Back to the main plot, the two sleuths are brought together by the disappearance and possible murder of Harriet Vanger 40 years ago. Why are they investigating something that happened 40 years ago? That’s a good question, and one the plot never resolves satisfactorily because, honestly, everything could have been resolved 40 years ago…Anyway, Harriet is part of the super wealthy Vanger family, who own a large, rich company, and all live on an island, accessible by one bridge, and who are all shifty, shady individuals that make convenient suspects for the crime. But the limited suspect list is a mystery convention older than sand in the Sahara, so it’s hard to blame the movie for that.

They work well together, and in the course of their investigation, done mostly through Mac OS X and looking at the same 2 pictures for 90 minutes, they uncover even more murders and possible ties to antisemitism and Nazis. A Nazi bad guy?! Someone call the originality police. They also have sex. I’m not sure why. I think the director felt obligated to exploit a love interest somewhere in the movie. Although there’s also a semi-developed love interest between Mikael and an older lady on the island during the first 30 minutes for some reason…I’m not totally convinced the makers of the movie knew what they were doing. Everything builds up to a pretty standard ending, with the killer revealing his exact reasons for doing all he’s done, though in all fairness he does give us a very frank answer with “It was the sex, mainly.” He also conveniently kept pictures and names of all his victims in the room he used to kill everyone. So much in the film is so convenient! Another weakness of the film is that after the killer is discovered and defeated, the movies doesn’t end. It goes on for like another half hour, and adds in the added spice of incest into all the rape we’ve been subjected to. Come on! Just end it!

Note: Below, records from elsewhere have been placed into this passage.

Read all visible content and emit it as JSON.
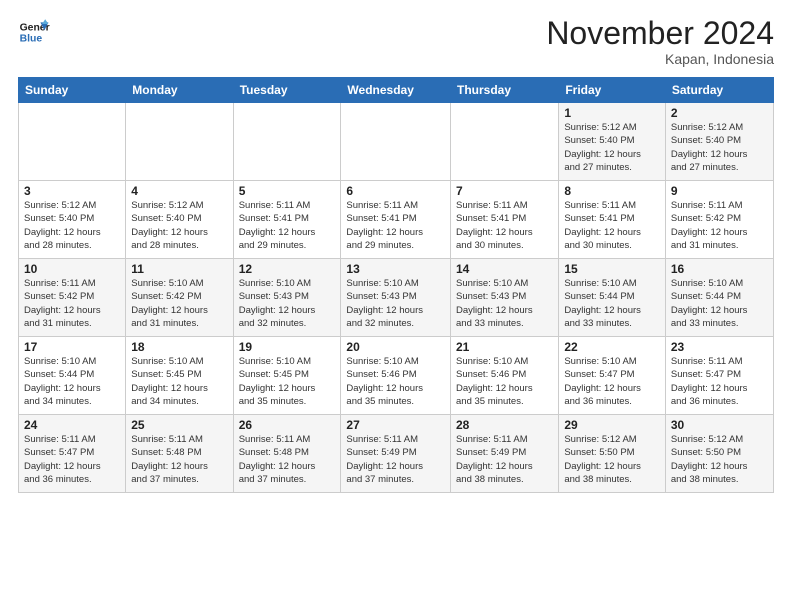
{
  "header": {
    "logo_line1": "General",
    "logo_line2": "Blue",
    "month": "November 2024",
    "location": "Kapan, Indonesia"
  },
  "weekdays": [
    "Sunday",
    "Monday",
    "Tuesday",
    "Wednesday",
    "Thursday",
    "Friday",
    "Saturday"
  ],
  "weeks": [
    [
      {
        "day": "",
        "info": ""
      },
      {
        "day": "",
        "info": ""
      },
      {
        "day": "",
        "info": ""
      },
      {
        "day": "",
        "info": ""
      },
      {
        "day": "",
        "info": ""
      },
      {
        "day": "1",
        "info": "Sunrise: 5:12 AM\nSunset: 5:40 PM\nDaylight: 12 hours\nand 27 minutes."
      },
      {
        "day": "2",
        "info": "Sunrise: 5:12 AM\nSunset: 5:40 PM\nDaylight: 12 hours\nand 27 minutes."
      }
    ],
    [
      {
        "day": "3",
        "info": "Sunrise: 5:12 AM\nSunset: 5:40 PM\nDaylight: 12 hours\nand 28 minutes."
      },
      {
        "day": "4",
        "info": "Sunrise: 5:12 AM\nSunset: 5:40 PM\nDaylight: 12 hours\nand 28 minutes."
      },
      {
        "day": "5",
        "info": "Sunrise: 5:11 AM\nSunset: 5:41 PM\nDaylight: 12 hours\nand 29 minutes."
      },
      {
        "day": "6",
        "info": "Sunrise: 5:11 AM\nSunset: 5:41 PM\nDaylight: 12 hours\nand 29 minutes."
      },
      {
        "day": "7",
        "info": "Sunrise: 5:11 AM\nSunset: 5:41 PM\nDaylight: 12 hours\nand 30 minutes."
      },
      {
        "day": "8",
        "info": "Sunrise: 5:11 AM\nSunset: 5:41 PM\nDaylight: 12 hours\nand 30 minutes."
      },
      {
        "day": "9",
        "info": "Sunrise: 5:11 AM\nSunset: 5:42 PM\nDaylight: 12 hours\nand 31 minutes."
      }
    ],
    [
      {
        "day": "10",
        "info": "Sunrise: 5:11 AM\nSunset: 5:42 PM\nDaylight: 12 hours\nand 31 minutes."
      },
      {
        "day": "11",
        "info": "Sunrise: 5:10 AM\nSunset: 5:42 PM\nDaylight: 12 hours\nand 31 minutes."
      },
      {
        "day": "12",
        "info": "Sunrise: 5:10 AM\nSunset: 5:43 PM\nDaylight: 12 hours\nand 32 minutes."
      },
      {
        "day": "13",
        "info": "Sunrise: 5:10 AM\nSunset: 5:43 PM\nDaylight: 12 hours\nand 32 minutes."
      },
      {
        "day": "14",
        "info": "Sunrise: 5:10 AM\nSunset: 5:43 PM\nDaylight: 12 hours\nand 33 minutes."
      },
      {
        "day": "15",
        "info": "Sunrise: 5:10 AM\nSunset: 5:44 PM\nDaylight: 12 hours\nand 33 minutes."
      },
      {
        "day": "16",
        "info": "Sunrise: 5:10 AM\nSunset: 5:44 PM\nDaylight: 12 hours\nand 33 minutes."
      }
    ],
    [
      {
        "day": "17",
        "info": "Sunrise: 5:10 AM\nSunset: 5:44 PM\nDaylight: 12 hours\nand 34 minutes."
      },
      {
        "day": "18",
        "info": "Sunrise: 5:10 AM\nSunset: 5:45 PM\nDaylight: 12 hours\nand 34 minutes."
      },
      {
        "day": "19",
        "info": "Sunrise: 5:10 AM\nSunset: 5:45 PM\nDaylight: 12 hours\nand 35 minutes."
      },
      {
        "day": "20",
        "info": "Sunrise: 5:10 AM\nSunset: 5:46 PM\nDaylight: 12 hours\nand 35 minutes."
      },
      {
        "day": "21",
        "info": "Sunrise: 5:10 AM\nSunset: 5:46 PM\nDaylight: 12 hours\nand 35 minutes."
      },
      {
        "day": "22",
        "info": "Sunrise: 5:10 AM\nSunset: 5:47 PM\nDaylight: 12 hours\nand 36 minutes."
      },
      {
        "day": "23",
        "info": "Sunrise: 5:11 AM\nSunset: 5:47 PM\nDaylight: 12 hours\nand 36 minutes."
      }
    ],
    [
      {
        "day": "24",
        "info": "Sunrise: 5:11 AM\nSunset: 5:47 PM\nDaylight: 12 hours\nand 36 minutes."
      },
      {
        "day": "25",
        "info": "Sunrise: 5:11 AM\nSunset: 5:48 PM\nDaylight: 12 hours\nand 37 minutes."
      },
      {
        "day": "26",
        "info": "Sunrise: 5:11 AM\nSunset: 5:48 PM\nDaylight: 12 hours\nand 37 minutes."
      },
      {
        "day": "27",
        "info": "Sunrise: 5:11 AM\nSunset: 5:49 PM\nDaylight: 12 hours\nand 37 minutes."
      },
      {
        "day": "28",
        "info": "Sunrise: 5:11 AM\nSunset: 5:49 PM\nDaylight: 12 hours\nand 38 minutes."
      },
      {
        "day": "29",
        "info": "Sunrise: 5:12 AM\nSunset: 5:50 PM\nDaylight: 12 hours\nand 38 minutes."
      },
      {
        "day": "30",
        "info": "Sunrise: 5:12 AM\nSunset: 5:50 PM\nDaylight: 12 hours\nand 38 minutes."
      }
    ]
  ]
}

The chilly Swedish setting fits the thriller atmosphere well though, much better than the plot, unfortunately. However, the forbidding island and its frosty inhabitants feel underused, and there’s never a sense of suspense or urgency, even in scenes involving guns and chases and danger.

The movie also features several very graphic scenes of bondage and rape. They serve to highlight the film’s very feminist orientation, but unfortunately straddle the line a little too close to exploitation for my tastes. Did I mention the film’s feminist leanings? Seriously, having a penis should be a crime in Sweden.  If you’re a woman living in Sweden, get the hell out. Something bad will happen to you, or already has.

In case you haven’t noticed, I did not like The Girl With the Dragon Tattoo very much, and do not recommend it. I’ll admit, I haven’t read the book, so it could conceivably be worthwhile, but the film adaptation certainly isn’t.

Well, that's actually only one windmill…